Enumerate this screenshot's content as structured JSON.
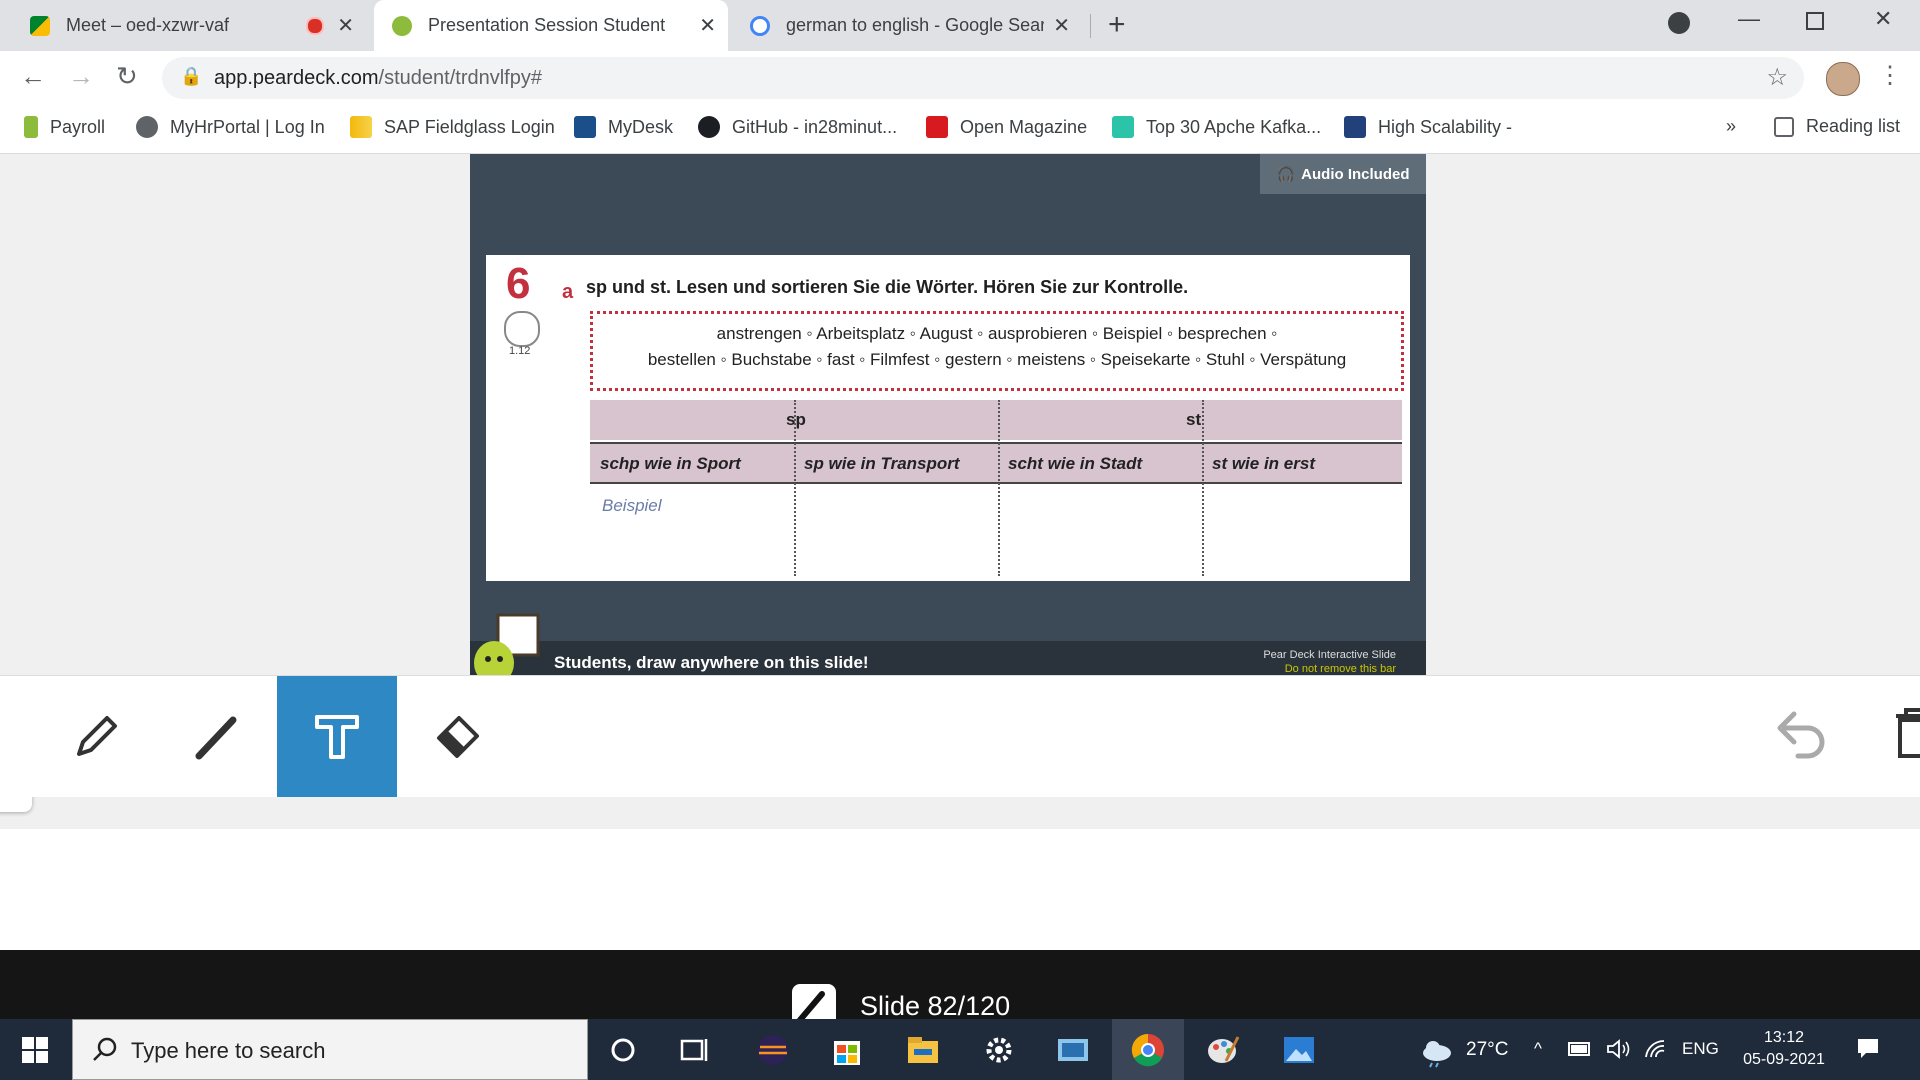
{
  "browser": {
    "tabs": [
      {
        "title": "Meet – oed-xzwr-vaf",
        "active": false
      },
      {
        "title": "Presentation Session Student",
        "active": true
      },
      {
        "title": "german to english - Google Sear",
        "active": false
      }
    ],
    "new_tab_icon": "plus-icon",
    "url_domain": "app.peardeck.com",
    "url_path": "/student/trdnvlfpy#",
    "bookmarks": [
      "Payroll",
      "MyHrPortal | Log In",
      "SAP Fieldglass Login",
      "MyDesk",
      "GitHub - in28minut...",
      "Open Magazine",
      "Top 30 Apche Kafka...",
      "High Scalability -"
    ],
    "bookmarks_overflow": "»",
    "reading_list": "Reading list"
  },
  "slide": {
    "audio_badge": "Audio Included",
    "exercise_number": "6",
    "track": "1.12",
    "part_letter": "a",
    "instruction": "sp und st. Lesen und sortieren Sie die Wörter. Hören Sie zur Kontrolle.",
    "words_line1": "anstrengen ◦ Arbeitsplatz ◦ August ◦ ausprobieren ◦ Beispiel ◦ besprechen ◦",
    "words_line2": "bestellen ◦ Buchstabe ◦ fast ◦ Filmfest ◦ gestern ◦ meistens ◦ Speisekarte ◦ Stuhl ◦ Verspätung",
    "table": {
      "group_sp": "sp",
      "group_st": "st",
      "columns": [
        "schp wie in Sport",
        "sp wie in Transport",
        "scht wie in Stadt",
        "st wie in erst"
      ],
      "example": "Beispiel"
    },
    "footer_prompt": "Students, draw anywhere on this slide!",
    "footer_brand": "Pear Deck Interactive Slide",
    "footer_note": "Do not remove this bar"
  },
  "palette": {
    "selected": "#111111",
    "colors": [
      "#ffffff",
      "#111111",
      "#d81e28",
      "#ee9310",
      "#fbc82c",
      "#4bb044",
      "#1769b4",
      "#a041c1",
      "#e43ed6",
      "#e70e6a",
      "#f68c00",
      "#efcd00",
      "#dfe80b",
      "#05d57a",
      "#0ac3e6",
      "#5a2411",
      "#8b5436",
      "#b97446",
      "#b57c6c",
      "#e2a08c",
      "#dc9a50",
      "#d7a27b",
      "#c8ad97",
      "#efc4a1",
      "#f5dcc0"
    ]
  },
  "tools": [
    "pencil-icon",
    "marker-icon",
    "text-tool-icon",
    "eraser-icon"
  ],
  "active_tool": "text-tool-icon",
  "slide_counter": "Slide 82/120",
  "taskbar": {
    "search_placeholder": "Type here to search",
    "temperature": "27°C",
    "language": "ENG",
    "time": "13:12",
    "date": "05-09-2021"
  }
}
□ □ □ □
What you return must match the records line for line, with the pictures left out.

SOLUTION FOR THIS PROBLEM.
Enumerate this screenshot's content as structured JSON.
{
  "browser": {
    "tabs": [
      {
        "title": "Meet – oed-xzwr-vaf",
        "active": false
      },
      {
        "title": "Presentation Session Student",
        "active": true
      },
      {
        "title": "german to english - Google Sear",
        "active": false
      }
    ],
    "new_tab_icon": "plus-icon",
    "url_domain": "app.peardeck.com",
    "url_path": "/student/trdnvlfpy#",
    "bookmarks": [
      "Payroll",
      "MyHrPortal | Log In",
      "SAP Fieldglass Login",
      "MyDesk",
      "GitHub - in28minut...",
      "Open Magazine",
      "Top 30 Apche Kafka...",
      "High Scalability -"
    ],
    "bookmarks_overflow": "»",
    "reading_list": "Reading list"
  },
  "slide": {
    "audio_badge": "Audio Included",
    "exercise_number": "6",
    "track": "1.12",
    "part_letter": "a",
    "instruction": "sp und st. Lesen und sortieren Sie die Wörter. Hören Sie zur Kontrolle.",
    "words_line1": "anstrengen ◦ Arbeitsplatz ◦ August ◦ ausprobieren ◦ Beispiel ◦ besprechen ◦",
    "words_line2": "bestellen ◦ Buchstabe ◦ fast ◦ Filmfest ◦ gestern ◦ meistens ◦ Speisekarte ◦ Stuhl ◦ Verspätung",
    "table": {
      "group_sp": "sp",
      "group_st": "st",
      "columns": [
        "schp wie in Sport",
        "sp wie in Transport",
        "scht wie in Stadt",
        "st wie in erst"
      ],
      "example": "Beispiel"
    },
    "footer_prompt": "Students, draw anywhere on this slide!",
    "footer_brand": "Pear Deck Interactive Slide",
    "footer_note": "Do not remove this bar"
  },
  "palette": {
    "selected": "#111111",
    "colors": [
      "#ffffff",
      "#111111",
      "#d81e28",
      "#ee9310",
      "#fbc82c",
      "#4bb044",
      "#1769b4",
      "#a041c1",
      "#e43ed6",
      "#e70e6a",
      "#f68c00",
      "#efcd00",
      "#dfe80b",
      "#05d57a",
      "#0ac3e6",
      "#5a2411",
      "#8b5436",
      "#b97446",
      "#b57c6c",
      "#e2a08c",
      "#dc9a50",
      "#d7a27b",
      "#c8ad97",
      "#efc4a1",
      "#f5dcc0"
    ]
  },
  "tools": [
    "pencil-icon",
    "marker-icon",
    "text-tool-icon",
    "eraser-icon"
  ],
  "active_tool": "text-tool-icon",
  "slide_counter": "Slide 82/120",
  "taskbar": {
    "search_placeholder": "Type here to search",
    "temperature": "27°C",
    "language": "ENG",
    "time": "13:12",
    "date": "05-09-2021"
  }
}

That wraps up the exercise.